**Task description:** Recreate the listing that follows line for line, without pictures.

**Entries provided:**
-*-

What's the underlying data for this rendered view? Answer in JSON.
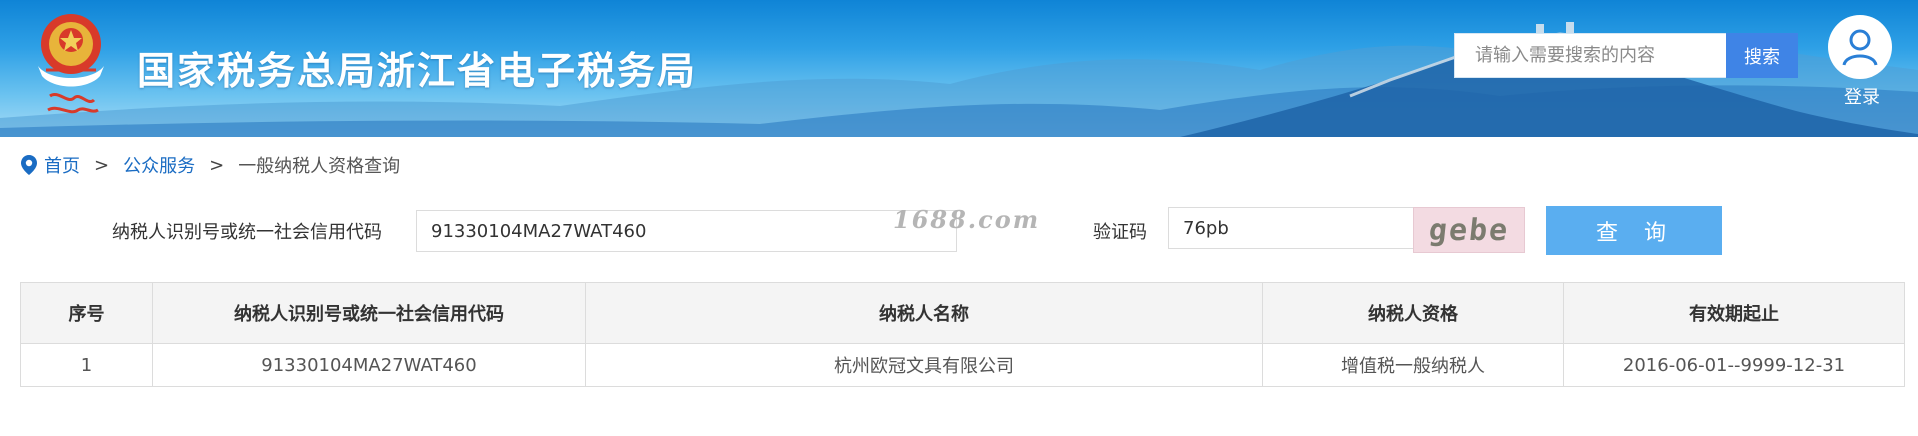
{
  "header": {
    "site_title": "国家税务总局浙江省电子税务局",
    "search_placeholder": "请输入需要搜索的内容",
    "search_button": "搜索",
    "login_label": "登录",
    "colors": {
      "banner_top": "#0f84d6",
      "search_button": "#3f84e6",
      "title_text": "#ffffff"
    }
  },
  "breadcrumb": {
    "items": [
      "首页",
      "公众服务"
    ],
    "separator": ">",
    "current": "一般纳税人资格查询"
  },
  "query_form": {
    "taxpayer_id_label": "纳税人识别号或统一社会信用代码",
    "taxpayer_id_value": "91330104MA27WAT460",
    "captcha_label": "验证码",
    "captcha_value": "76pb",
    "captcha_image_text": "gebe",
    "query_button": "查 询",
    "watermark": "1688.com",
    "colors": {
      "query_button": "#5aaef0"
    }
  },
  "results_table": {
    "columns": [
      "序号",
      "纳税人识别号或统一社会信用代码",
      "纳税人名称",
      "纳税人资格",
      "有效期起止"
    ],
    "rows": [
      [
        "1",
        "91330104MA27WAT460",
        "杭州欧冠文具有限公司",
        "增值税一般纳税人",
        "2016-06-01--9999-12-31"
      ]
    ]
  }
}
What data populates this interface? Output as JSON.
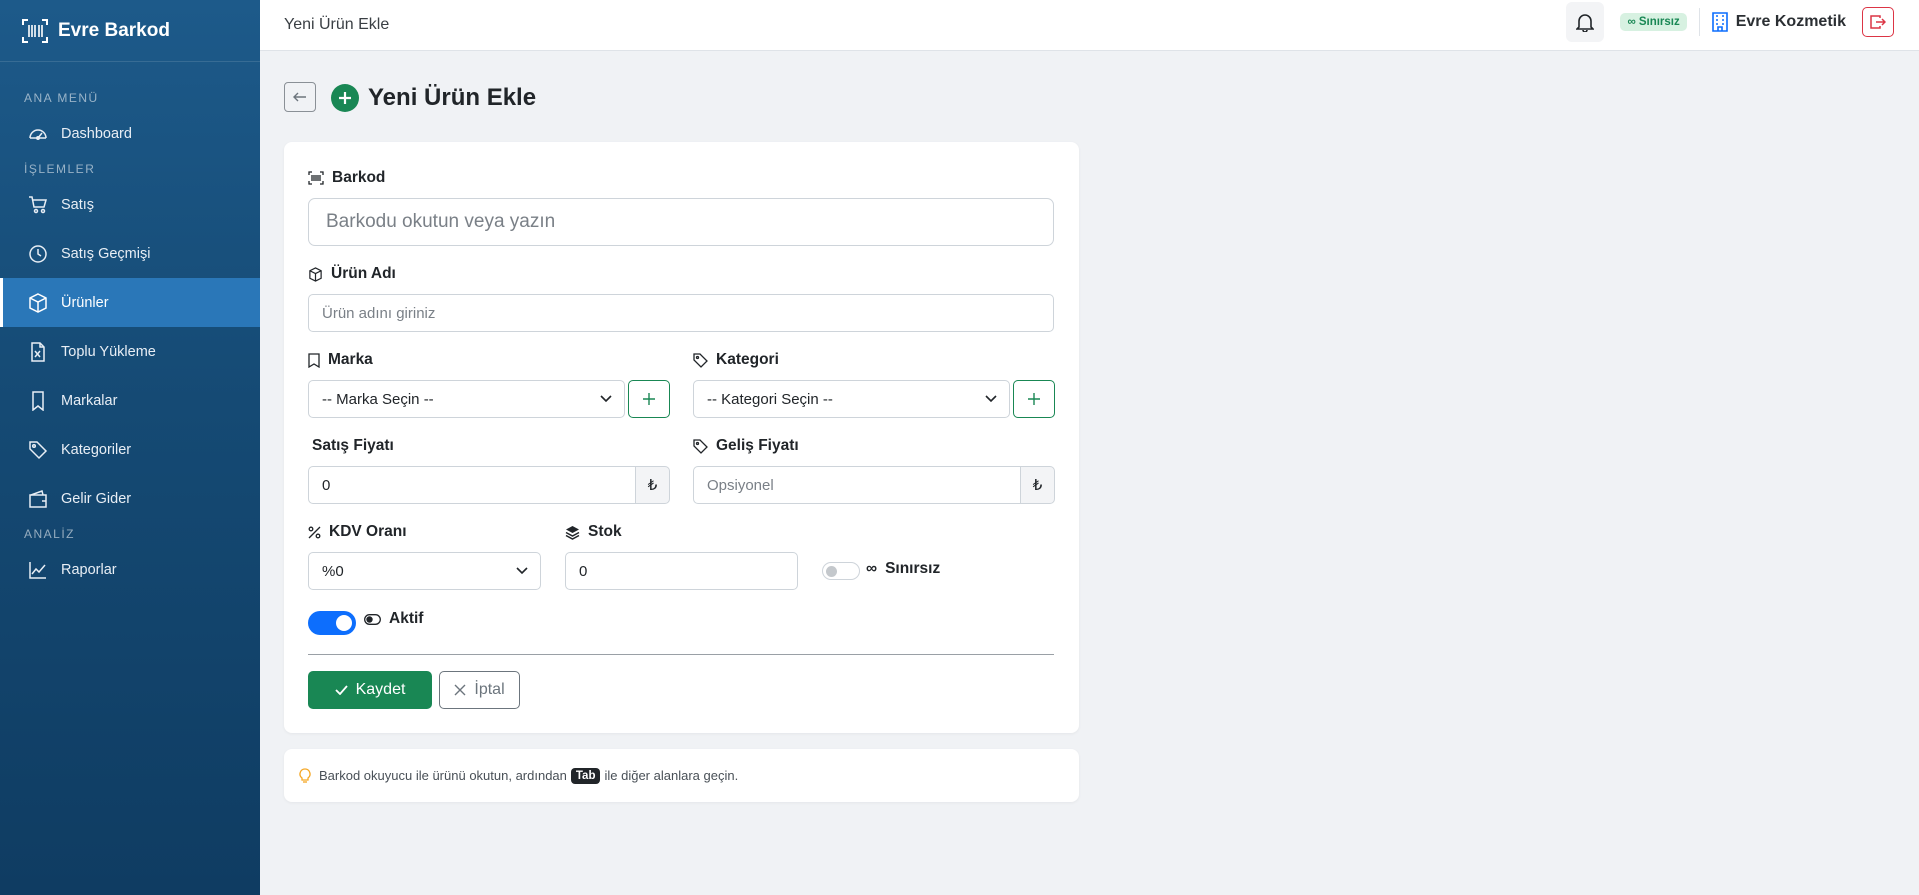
{
  "app": {
    "name": "Evre Barkod"
  },
  "sidebar": {
    "sections": [
      {
        "title": "ANA MENÜ"
      },
      {
        "title": "İŞLEMLER"
      },
      {
        "title": "ANALİZ"
      }
    ],
    "items": [
      {
        "label": "Dashboard",
        "icon": "speedometer-icon"
      },
      {
        "label": "Satış",
        "icon": "cart-icon"
      },
      {
        "label": "Satış Geçmişi",
        "icon": "clock-icon"
      },
      {
        "label": "Ürünler",
        "icon": "box-icon",
        "active": true
      },
      {
        "label": "Toplu Yükleme",
        "icon": "excel-file-icon"
      },
      {
        "label": "Markalar",
        "icon": "bookmark-icon"
      },
      {
        "label": "Kategoriler",
        "icon": "tags-icon"
      },
      {
        "label": "Gelir Gider",
        "icon": "wallet-icon"
      },
      {
        "label": "Raporlar",
        "icon": "line-chart-icon"
      }
    ]
  },
  "topbar": {
    "title": "Yeni Ürün Ekle",
    "badge": "∞ Sınırsız",
    "company": "Evre Kozmetik"
  },
  "page": {
    "title": "Yeni Ürün Ekle"
  },
  "form": {
    "barcode": {
      "label": "Barkod",
      "placeholder": "Barkodu okutun veya yazın"
    },
    "name": {
      "label": "Ürün Adı",
      "placeholder": "Ürün adını giriniz"
    },
    "brand": {
      "label": "Marka",
      "selected": "-- Marka Seçin --"
    },
    "category": {
      "label": "Kategori",
      "selected": "-- Kategori Seçin --"
    },
    "sale_price": {
      "label": "Satış Fiyatı",
      "value": "0",
      "currency": "₺"
    },
    "cost_price": {
      "label": "Geliş Fiyatı",
      "placeholder": "Opsiyonel",
      "currency": "₺"
    },
    "vat": {
      "label": "KDV Oranı",
      "selected": "%0"
    },
    "stock": {
      "label": "Stok",
      "value": "0"
    },
    "unlimited": {
      "label": "Sınırsız",
      "prefix": "∞",
      "checked": false
    },
    "active": {
      "label": "Aktif",
      "checked": true
    },
    "save_label": "Kaydet",
    "cancel_label": "İptal"
  },
  "info": {
    "text_before": "Barkod okuyucu ile ürünü okutun, ardından",
    "key": "Tab",
    "text_after": "ile diğer alanlara geçin."
  },
  "colors": {
    "sidebar_top": "#1d5a8a",
    "sidebar_active": "#2a77b8",
    "primary_green": "#198754",
    "toggle_blue": "#0d6efd",
    "danger": "#dc3545"
  }
}
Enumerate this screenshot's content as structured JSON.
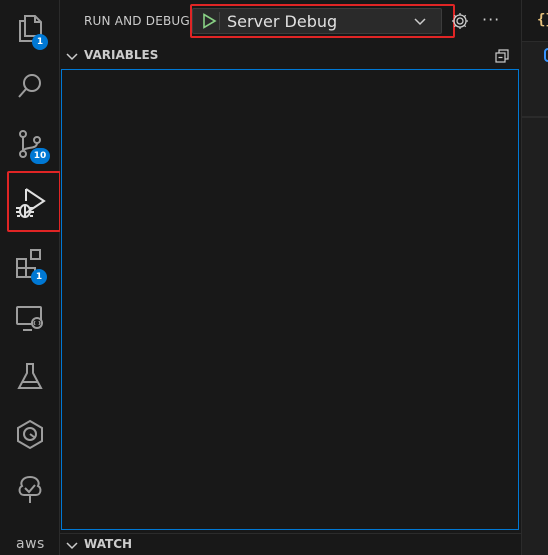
{
  "activity_bar": {
    "items": [
      {
        "name": "explorer",
        "icon": "files-icon",
        "badge": "1"
      },
      {
        "name": "search",
        "icon": "search-icon",
        "badge": ""
      },
      {
        "name": "source-control",
        "icon": "source-control-icon",
        "badge": "10"
      },
      {
        "name": "run-and-debug",
        "icon": "run-debug-icon",
        "badge": "",
        "active": true
      },
      {
        "name": "extensions",
        "icon": "extensions-icon",
        "badge": "1"
      },
      {
        "name": "remote-explorer",
        "icon": "remote-explorer-icon",
        "badge": ""
      },
      {
        "name": "testing",
        "icon": "flask-icon",
        "badge": ""
      },
      {
        "name": "hexagon-extension",
        "icon": "hexagon-icon",
        "badge": ""
      },
      {
        "name": "tree-extension",
        "icon": "tree-icon",
        "badge": ""
      },
      {
        "name": "aws-toolkit",
        "icon": "aws-icon",
        "badge": ""
      }
    ],
    "aws_label": "aws"
  },
  "panel": {
    "title": "RUN AND DEBUG",
    "configuration": "Server Debug",
    "sections": {
      "variables": "VARIABLES",
      "watch": "WATCH"
    }
  },
  "editor": {
    "tab_icon_text": "{}"
  },
  "colors": {
    "accent": "#0078d4",
    "highlight": "#e02525",
    "play": "#89d185"
  }
}
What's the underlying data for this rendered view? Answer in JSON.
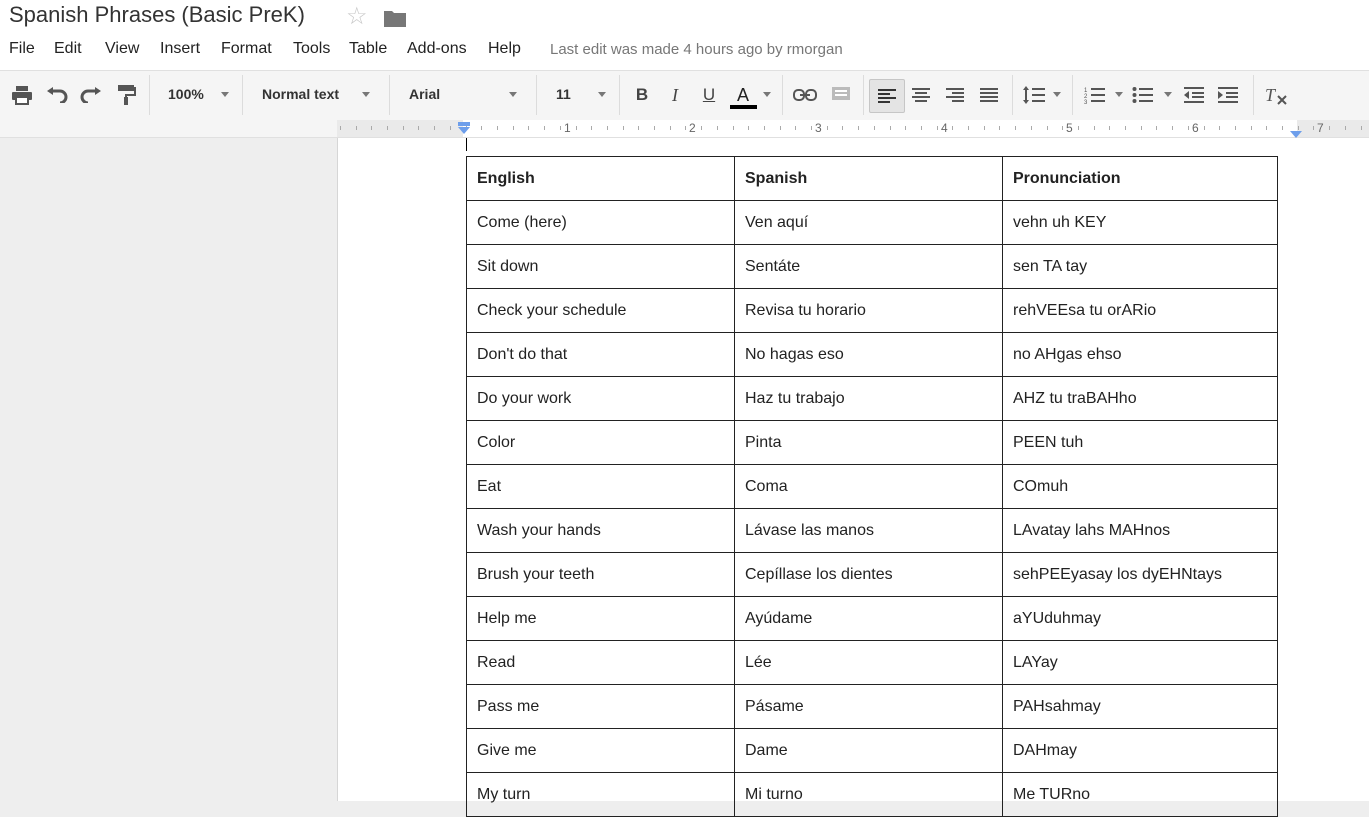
{
  "document": {
    "title": "Spanish Phrases (Basic PreK)",
    "last_edit": "Last edit was made 4 hours ago by rmorgan"
  },
  "menu": [
    "File",
    "Edit",
    "View",
    "Insert",
    "Format",
    "Tools",
    "Table",
    "Add-ons",
    "Help"
  ],
  "toolbar": {
    "zoom": "100%",
    "style": "Normal text",
    "font": "Arial",
    "font_size": "11",
    "bold_glyph": "B",
    "italic_glyph": "I",
    "underline_glyph": "U",
    "text_color_glyph": "A",
    "text_color": "#000000",
    "active_alignment": "align-left"
  },
  "ruler": {
    "numbers": [
      "1",
      "2",
      "3",
      "4",
      "5",
      "6",
      "7"
    ]
  },
  "table": {
    "headers": [
      "English",
      "Spanish",
      "Pronunciation"
    ],
    "rows": [
      [
        "Come (here)",
        "Ven aquí",
        "vehn uh KEY"
      ],
      [
        "Sit down",
        "Sentáte",
        "sen TA tay"
      ],
      [
        "Check your schedule",
        "Revisa tu horario",
        "rehVEEsa tu orARio"
      ],
      [
        "Don't do that",
        "No hagas eso",
        "no AHgas ehso"
      ],
      [
        "Do your work",
        "Haz tu trabajo",
        "AHZ tu traBAHho"
      ],
      [
        "Color",
        "Pinta",
        "PEEN tuh"
      ],
      [
        "Eat",
        "Coma",
        "COmuh"
      ],
      [
        "Wash your hands",
        "Lávase las manos",
        "LAvatay lahs MAHnos"
      ],
      [
        "Brush your teeth",
        "Cepíllase los dientes",
        "sehPEEyasay los dyEHNtays"
      ],
      [
        "Help me",
        "Ayúdame",
        "aYUduhmay"
      ],
      [
        "Read",
        "Lée",
        "LAYay"
      ],
      [
        "Pass me",
        "Pásame",
        "PAHsahmay"
      ],
      [
        "Give me",
        "Dame",
        "DAHmay"
      ],
      [
        "My turn",
        "Mi turno",
        "Me TURno"
      ]
    ]
  }
}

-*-

**Exercise solution:**
What's the underlying data for this rendered view? Answer in JSON.
{
  "header": {
    "site_title": "国家税务总局浙江省电子税务局",
    "search_placeholder": "请输入需要搜索的内容",
    "search_button": "搜索",
    "login_label": "登录",
    "colors": {
      "banner_top": "#0f84d6",
      "search_button": "#3f84e6",
      "title_text": "#ffffff"
    }
  },
  "breadcrumb": {
    "items": [
      "首页",
      "公众服务"
    ],
    "separator": ">",
    "current": "一般纳税人资格查询"
  },
  "query_form": {
    "taxpayer_id_label": "纳税人识别号或统一社会信用代码",
    "taxpayer_id_value": "91330104MA27WAT460",
    "captcha_label": "验证码",
    "captcha_value": "76pb",
    "captcha_image_text": "gebe",
    "query_button": "查 询",
    "watermark": "1688.com",
    "colors": {
      "query_button": "#5aaef0"
    }
  },
  "results_table": {
    "columns": [
      "序号",
      "纳税人识别号或统一社会信用代码",
      "纳税人名称",
      "纳税人资格",
      "有效期起止"
    ],
    "rows": [
      [
        "1",
        "91330104MA27WAT460",
        "杭州欧冠文具有限公司",
        "增值税一般纳税人",
        "2016-06-01--9999-12-31"
      ]
    ]
  }
}
What data populates this interface? Output as JSON.
{
  "app": {
    "name": "Evre Barkod"
  },
  "sidebar": {
    "sections": [
      {
        "title": "ANA MENÜ"
      },
      {
        "title": "İŞLEMLER"
      },
      {
        "title": "ANALİZ"
      }
    ],
    "items": [
      {
        "label": "Dashboard",
        "icon": "speedometer-icon"
      },
      {
        "label": "Satış",
        "icon": "cart-icon"
      },
      {
        "label": "Satış Geçmişi",
        "icon": "clock-icon"
      },
      {
        "label": "Ürünler",
        "icon": "box-icon",
        "active": true
      },
      {
        "label": "Toplu Yükleme",
        "icon": "excel-file-icon"
      },
      {
        "label": "Markalar",
        "icon": "bookmark-icon"
      },
      {
        "label": "Kategoriler",
        "icon": "tags-icon"
      },
      {
        "label": "Gelir Gider",
        "icon": "wallet-icon"
      },
      {
        "label": "Raporlar",
        "icon": "line-chart-icon"
      }
    ]
  },
  "topbar": {
    "title": "Yeni Ürün Ekle",
    "badge": "∞ Sınırsız",
    "company": "Evre Kozmetik"
  },
  "page": {
    "title": "Yeni Ürün Ekle"
  },
  "form": {
    "barcode": {
      "label": "Barkod",
      "placeholder": "Barkodu okutun veya yazın"
    },
    "name": {
      "label": "Ürün Adı",
      "placeholder": "Ürün adını giriniz"
    },
    "brand": {
      "label": "Marka",
      "selected": "-- Marka Seçin --"
    },
    "category": {
      "label": "Kategori",
      "selected": "-- Kategori Seçin --"
    },
    "sale_price": {
      "label": "Satış Fiyatı",
      "value": "0",
      "currency": "₺"
    },
    "cost_price": {
      "label": "Geliş Fiyatı",
      "placeholder": "Opsiyonel",
      "currency": "₺"
    },
    "vat": {
      "label": "KDV Oranı",
      "selected": "%0"
    },
    "stock": {
      "label": "Stok",
      "value": "0"
    },
    "unlimited": {
      "label": "Sınırsız",
      "prefix": "∞",
      "checked": false
    },
    "active": {
      "label": "Aktif",
      "checked": true
    },
    "save_label": "Kaydet",
    "cancel_label": "İptal"
  },
  "info": {
    "text_before": "Barkod okuyucu ile ürünü okutun, ardından",
    "key": "Tab",
    "text_after": "ile diğer alanlara geçin."
  },
  "colors": {
    "sidebar_top": "#1d5a8a",
    "sidebar_active": "#2a77b8",
    "primary_green": "#198754",
    "toggle_blue": "#0d6efd",
    "danger": "#dc3545"
  }
}
Enumerate this screenshot's content as structured JSON.
{
  "activity_bar": {
    "items": [
      {
        "name": "explorer",
        "icon": "files-icon",
        "badge": "1"
      },
      {
        "name": "search",
        "icon": "search-icon",
        "badge": ""
      },
      {
        "name": "source-control",
        "icon": "source-control-icon",
        "badge": "10"
      },
      {
        "name": "run-and-debug",
        "icon": "run-debug-icon",
        "badge": "",
        "active": true
      },
      {
        "name": "extensions",
        "icon": "extensions-icon",
        "badge": "1"
      },
      {
        "name": "remote-explorer",
        "icon": "remote-explorer-icon",
        "badge": ""
      },
      {
        "name": "testing",
        "icon": "flask-icon",
        "badge": ""
      },
      {
        "name": "hexagon-extension",
        "icon": "hexagon-icon",
        "badge": ""
      },
      {
        "name": "tree-extension",
        "icon": "tree-icon",
        "badge": ""
      },
      {
        "name": "aws-toolkit",
        "icon": "aws-icon",
        "badge": ""
      }
    ],
    "aws_label": "aws"
  },
  "panel": {
    "title": "RUN AND DEBUG",
    "configuration": "Server Debug",
    "sections": {
      "variables": "VARIABLES",
      "watch": "WATCH"
    }
  },
  "editor": {
    "tab_icon_text": "{}"
  },
  "colors": {
    "accent": "#0078d4",
    "highlight": "#e02525",
    "play": "#89d185"
  }
}
What's the underlying data for this rendered view? Answer in JSON.
{
  "document": {
    "title": "Spanish Phrases (Basic PreK)",
    "last_edit": "Last edit was made 4 hours ago by rmorgan"
  },
  "menu": [
    "File",
    "Edit",
    "View",
    "Insert",
    "Format",
    "Tools",
    "Table",
    "Add-ons",
    "Help"
  ],
  "toolbar": {
    "zoom": "100%",
    "style": "Normal text",
    "font": "Arial",
    "font_size": "11",
    "bold_glyph": "B",
    "italic_glyph": "I",
    "underline_glyph": "U",
    "text_color_glyph": "A",
    "text_color": "#000000",
    "active_alignment": "align-left"
  },
  "ruler": {
    "numbers": [
      "1",
      "2",
      "3",
      "4",
      "5",
      "6",
      "7"
    ]
  },
  "table": {
    "headers": [
      "English",
      "Spanish",
      "Pronunciation"
    ],
    "rows": [
      [
        "Come (here)",
        "Ven aquí",
        "vehn uh KEY"
      ],
      [
        "Sit down",
        "Sentáte",
        "sen TA tay"
      ],
      [
        "Check your schedule",
        "Revisa tu horario",
        "rehVEEsa tu orARio"
      ],
      [
        "Don't do that",
        "No hagas eso",
        "no AHgas ehso"
      ],
      [
        "Do your work",
        "Haz tu trabajo",
        "AHZ tu traBAHho"
      ],
      [
        "Color",
        "Pinta",
        "PEEN tuh"
      ],
      [
        "Eat",
        "Coma",
        "COmuh"
      ],
      [
        "Wash your hands",
        "Lávase las manos",
        "LAvatay lahs MAHnos"
      ],
      [
        "Brush your teeth",
        "Cepíllase los dientes",
        "sehPEEyasay los dyEHNtays"
      ],
      [
        "Help me",
        "Ayúdame",
        "aYUduhmay"
      ],
      [
        "Read",
        "Lée",
        "LAYay"
      ],
      [
        "Pass me",
        "Pásame",
        "PAHsahmay"
      ],
      [
        "Give me",
        "Dame",
        "DAHmay"
      ],
      [
        "My turn",
        "Mi turno",
        "Me TURno"
      ]
    ]
  }
}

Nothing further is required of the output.